Nature Notes from Argyll
(and occasionally other places)
Fri 10 Feb 2012 Taynuilt
There's been an influx of Iceland Gulls to the west coast following the stormy weather of the last 2 months. This is a second-winter bird spotted by Annie Steel on my local beach at the mouth of the River Awe. Conditions were very dull and I had to approach it across a lot of slippery seaweed, so the picture quality is not the best.
Sun 19 Feb 2012 North Cuil, by Duror.
A lichen training day with Andy Acton and Anna Griffith. All lichens are on Hazel except where stated. Thanks to Andy and Anna for the id's.
Some lichens had dried out and were in unfamiliar colours - the
first pic shows
Lobaria scrobiculata which normally has a dark blue-grey appearance.
On the same tree was
Degelia cyanoloma, showing the dark fruits and concentrically-ringed lobes
that distinguish it from D plumbea.
The Frilly-fruited Jelly Lichen, Leptogium burgessii, and the
Floury Dog Lichen, Peltigera collina.
Young hazel poles covered with crustose lichens. On the LH
one, most are Pyrenula laevigata but the brownish-pink one is Arthonia
cinnabarina and the white one above it is Thelotrema petractoides. On the
RH pole the orange-brown ones are Pyrenula occidentalis, the ones like writing
are Graphis scripta and the greenish one to the right of centre is Pertusaria
Close-up of Pyrenula laevigata. Many crustose lichens have a thick black
line where two thalli meet, but this one has a line of dots instead, making it
easy to recognise.
Closer view of Graphis scripta. Who says humans invented writing?
Find of the day was the very rare Graphis alboscripta, spotted
by Anna and not previously known from this site. It occurs nowhere in the
world except in west of Scotland hazelwoods. It's the large white patch in

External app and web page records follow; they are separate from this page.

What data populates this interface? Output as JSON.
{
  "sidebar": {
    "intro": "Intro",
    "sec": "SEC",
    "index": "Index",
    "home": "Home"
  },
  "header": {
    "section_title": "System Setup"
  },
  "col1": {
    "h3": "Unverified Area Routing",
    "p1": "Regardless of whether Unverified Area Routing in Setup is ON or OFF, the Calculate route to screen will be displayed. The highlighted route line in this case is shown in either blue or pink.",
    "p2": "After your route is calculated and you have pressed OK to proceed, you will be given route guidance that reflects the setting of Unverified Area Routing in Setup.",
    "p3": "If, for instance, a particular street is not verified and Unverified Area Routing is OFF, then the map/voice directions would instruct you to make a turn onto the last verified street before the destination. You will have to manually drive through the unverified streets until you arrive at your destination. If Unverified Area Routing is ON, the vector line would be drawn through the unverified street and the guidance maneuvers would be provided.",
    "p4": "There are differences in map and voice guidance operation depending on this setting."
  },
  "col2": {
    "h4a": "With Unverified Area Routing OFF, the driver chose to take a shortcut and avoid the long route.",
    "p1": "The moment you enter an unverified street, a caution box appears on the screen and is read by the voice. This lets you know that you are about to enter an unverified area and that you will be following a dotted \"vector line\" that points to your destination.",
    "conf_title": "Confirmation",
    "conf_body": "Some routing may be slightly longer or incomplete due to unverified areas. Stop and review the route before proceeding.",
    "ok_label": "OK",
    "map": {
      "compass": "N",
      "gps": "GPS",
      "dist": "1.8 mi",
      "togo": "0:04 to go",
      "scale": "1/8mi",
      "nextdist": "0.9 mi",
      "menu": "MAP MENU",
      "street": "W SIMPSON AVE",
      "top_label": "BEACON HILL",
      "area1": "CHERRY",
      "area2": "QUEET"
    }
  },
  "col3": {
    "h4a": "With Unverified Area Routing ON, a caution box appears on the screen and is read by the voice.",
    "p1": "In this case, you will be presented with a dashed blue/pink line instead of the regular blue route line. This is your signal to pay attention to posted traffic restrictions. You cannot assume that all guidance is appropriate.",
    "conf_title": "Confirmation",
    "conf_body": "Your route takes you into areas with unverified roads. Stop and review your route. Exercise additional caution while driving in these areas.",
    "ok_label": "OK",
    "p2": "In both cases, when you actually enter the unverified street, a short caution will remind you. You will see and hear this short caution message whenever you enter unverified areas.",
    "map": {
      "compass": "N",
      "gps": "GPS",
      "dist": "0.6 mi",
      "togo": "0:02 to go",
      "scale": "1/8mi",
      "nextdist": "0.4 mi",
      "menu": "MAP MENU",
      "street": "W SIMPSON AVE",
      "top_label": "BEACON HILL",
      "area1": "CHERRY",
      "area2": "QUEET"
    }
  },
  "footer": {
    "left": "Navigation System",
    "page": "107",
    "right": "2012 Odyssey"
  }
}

the centre in the LH pic, shown in close-up on the right. The lirellae are similar to
those of Graphis scripta but without black in the furrows.
Andy showed us this example of a hazel stool whose poles are
beginning to diverge, leaving the centre empty. This process can continue
indefinitely until after hundreds of years there is a ring of hazels many yards
apart that show no obvious signs of a common origin. Rather like a fairy
ring of mushrooms but on a much longer timescale.
Two lichens on oak, Cetrelia olivetorum, whose white dots
distinguish it from Parmotrema and its allies, and
Megalaria pulverea, rather unusual for a crustose lichen in that it
grows over mosses instead of vice versa.
All photos and other content copyright © Carl Farmer